An exact restatement of the entire listing is needed, excluding all images.

BEGIN Provided material

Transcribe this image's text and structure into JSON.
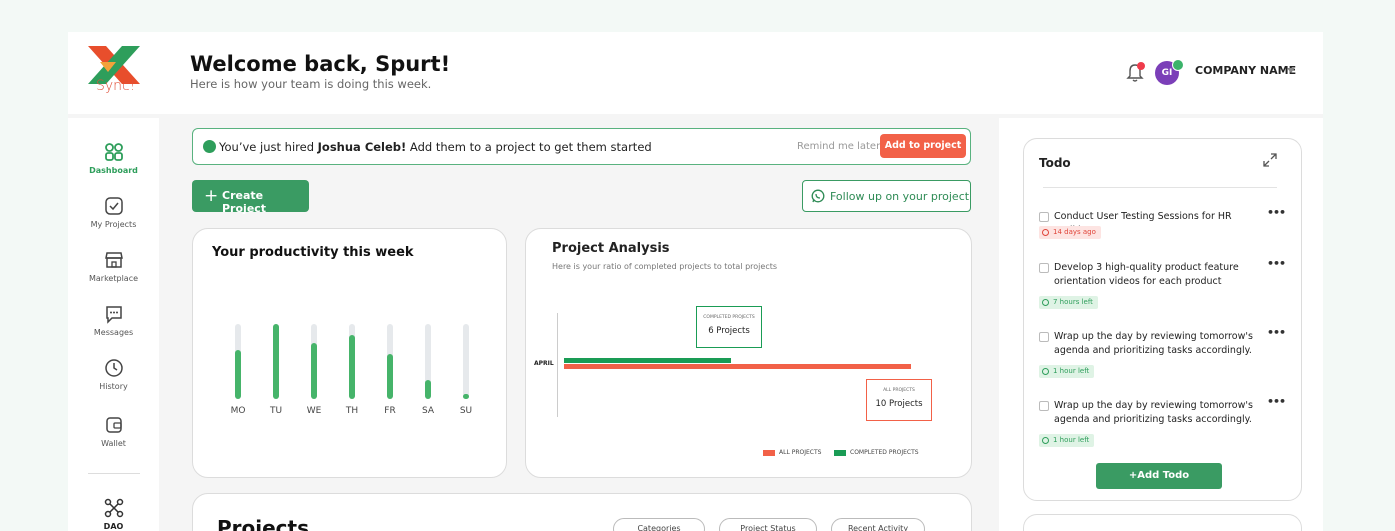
{
  "header": {
    "logo_text": "Sync!",
    "welcome": "Welcome back, Spurt!",
    "subtitle": "Here is how your team is doing this week.",
    "avatar_initials": "GI",
    "company_name": "COMPANY NAME"
  },
  "sidebar": {
    "items": [
      {
        "label": "Dashboard",
        "icon": "dashboard-icon",
        "active": true
      },
      {
        "label": "My Projects",
        "icon": "check-square-icon"
      },
      {
        "label": "Marketplace",
        "icon": "store-icon"
      },
      {
        "label": "Messages",
        "icon": "message-icon"
      },
      {
        "label": "History",
        "icon": "clock-icon"
      },
      {
        "label": "Wallet",
        "icon": "wallet-icon"
      },
      {
        "label": "DAO",
        "icon": "network-icon"
      }
    ]
  },
  "notice": {
    "text_before": "You’ve just hired ",
    "name": "Joshua Celeb!",
    "text_after": " Add them to a project to get them started",
    "remind_label": "Remind me later",
    "add_label": "Add to project"
  },
  "actions": {
    "create_label": "Create Project",
    "follow_label": "Follow up on your project"
  },
  "productivity": {
    "title": "Your productivity this week",
    "days": [
      "MO",
      "TU",
      "WE",
      "TH",
      "FR",
      "SA",
      "SU"
    ],
    "values": [
      0.65,
      1.0,
      0.75,
      0.85,
      0.6,
      0.25,
      0.06
    ]
  },
  "analysis": {
    "title": "Project Analysis",
    "subtitle": "Here is  your ratio of  completed projects to total projects",
    "category_label": "APRIL",
    "completed_tip_caption": "COMPLETED PROJECTS",
    "completed_tip_value": "6 Projects",
    "all_tip_caption": "ALL PROJECTS",
    "all_tip_value": "10 Projects",
    "legend_all": "ALL PROJECTS",
    "legend_completed": "COMPLETED PROJECTS",
    "colors": {
      "all": "#f26148",
      "completed": "#1a9c55"
    }
  },
  "chart_data": {
    "type": "bar",
    "orientation": "horizontal",
    "categories": [
      "APRIL"
    ],
    "series": [
      {
        "name": "ALL PROJECTS",
        "values": [
          10
        ]
      },
      {
        "name": "COMPLETED PROJECTS",
        "values": [
          6
        ]
      }
    ],
    "xlim": [
      0,
      10.5
    ]
  },
  "projects": {
    "title": "Projects",
    "filters": [
      "Categories",
      "Project Status",
      "Recent Activity"
    ]
  },
  "todo": {
    "title": "Todo",
    "items": [
      {
        "text": "Conduct User Testing Sessions for HR Toolkit",
        "tag": "14 days ago",
        "status": "overdue"
      },
      {
        "text": "Develop 3 high-quality product feature orientation videos for each product",
        "tag": "7 hours left",
        "status": "ok"
      },
      {
        "text": "Wrap up the day by reviewing tomorrow's agenda and prioritizing tasks accordingly.",
        "tag": "1 hour left",
        "status": "ok"
      },
      {
        "text": "Wrap up the day by reviewing tomorrow's agenda and prioritizing tasks accordingly.",
        "tag": "1 hour left",
        "status": "ok"
      }
    ],
    "add_label": "+Add Todo"
  }
}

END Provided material

▶ **Result**
Transcribe this image's text and structure into JSON.
{
  "header": {
    "logo_text": "Sync!",
    "welcome": "Welcome back, Spurt!",
    "subtitle": "Here is how your team is doing this week.",
    "avatar_initials": "GI",
    "company_name": "COMPANY NAME"
  },
  "sidebar": {
    "items": [
      {
        "label": "Dashboard",
        "icon": "dashboard-icon",
        "active": true
      },
      {
        "label": "My Projects",
        "icon": "check-square-icon"
      },
      {
        "label": "Marketplace",
        "icon": "store-icon"
      },
      {
        "label": "Messages",
        "icon": "message-icon"
      },
      {
        "label": "History",
        "icon": "clock-icon"
      },
      {
        "label": "Wallet",
        "icon": "wallet-icon"
      },
      {
        "label": "DAO",
        "icon": "network-icon"
      }
    ]
  },
  "notice": {
    "text_before": "You’ve just hired ",
    "name": "Joshua Celeb!",
    "text_after": " Add them to a project to get them started",
    "remind_label": "Remind me later",
    "add_label": "Add to project"
  },
  "actions": {
    "create_label": "Create Project",
    "follow_label": "Follow up on your project"
  },
  "productivity": {
    "title": "Your productivity this week",
    "days": [
      "MO",
      "TU",
      "WE",
      "TH",
      "FR",
      "SA",
      "SU"
    ],
    "values": [
      0.65,
      1.0,
      0.75,
      0.85,
      0.6,
      0.25,
      0.06
    ]
  },
  "analysis": {
    "title": "Project Analysis",
    "subtitle": "Here is  your ratio of  completed projects to total projects",
    "category_label": "APRIL",
    "completed_tip_caption": "COMPLETED PROJECTS",
    "completed_tip_value": "6 Projects",
    "all_tip_caption": "ALL PROJECTS",
    "all_tip_value": "10 Projects",
    "legend_all": "ALL PROJECTS",
    "legend_completed": "COMPLETED PROJECTS",
    "colors": {
      "all": "#f26148",
      "completed": "#1a9c55"
    }
  },
  "chart_data": {
    "type": "bar",
    "orientation": "horizontal",
    "categories": [
      "APRIL"
    ],
    "series": [
      {
        "name": "ALL PROJECTS",
        "values": [
          10
        ]
      },
      {
        "name": "COMPLETED PROJECTS",
        "values": [
          6
        ]
      }
    ],
    "xlim": [
      0,
      10.5
    ]
  },
  "projects": {
    "title": "Projects",
    "filters": [
      "Categories",
      "Project Status",
      "Recent Activity"
    ]
  },
  "todo": {
    "title": "Todo",
    "items": [
      {
        "text": "Conduct User Testing Sessions for HR Toolkit",
        "tag": "14 days ago",
        "status": "overdue"
      },
      {
        "text": "Develop 3 high-quality product feature orientation videos for each product",
        "tag": "7 hours left",
        "status": "ok"
      },
      {
        "text": "Wrap up the day by reviewing tomorrow's agenda and prioritizing tasks accordingly.",
        "tag": "1 hour left",
        "status": "ok"
      },
      {
        "text": "Wrap up the day by reviewing tomorrow's agenda and prioritizing tasks accordingly.",
        "tag": "1 hour left",
        "status": "ok"
      }
    ],
    "add_label": "+Add Todo"
  }
}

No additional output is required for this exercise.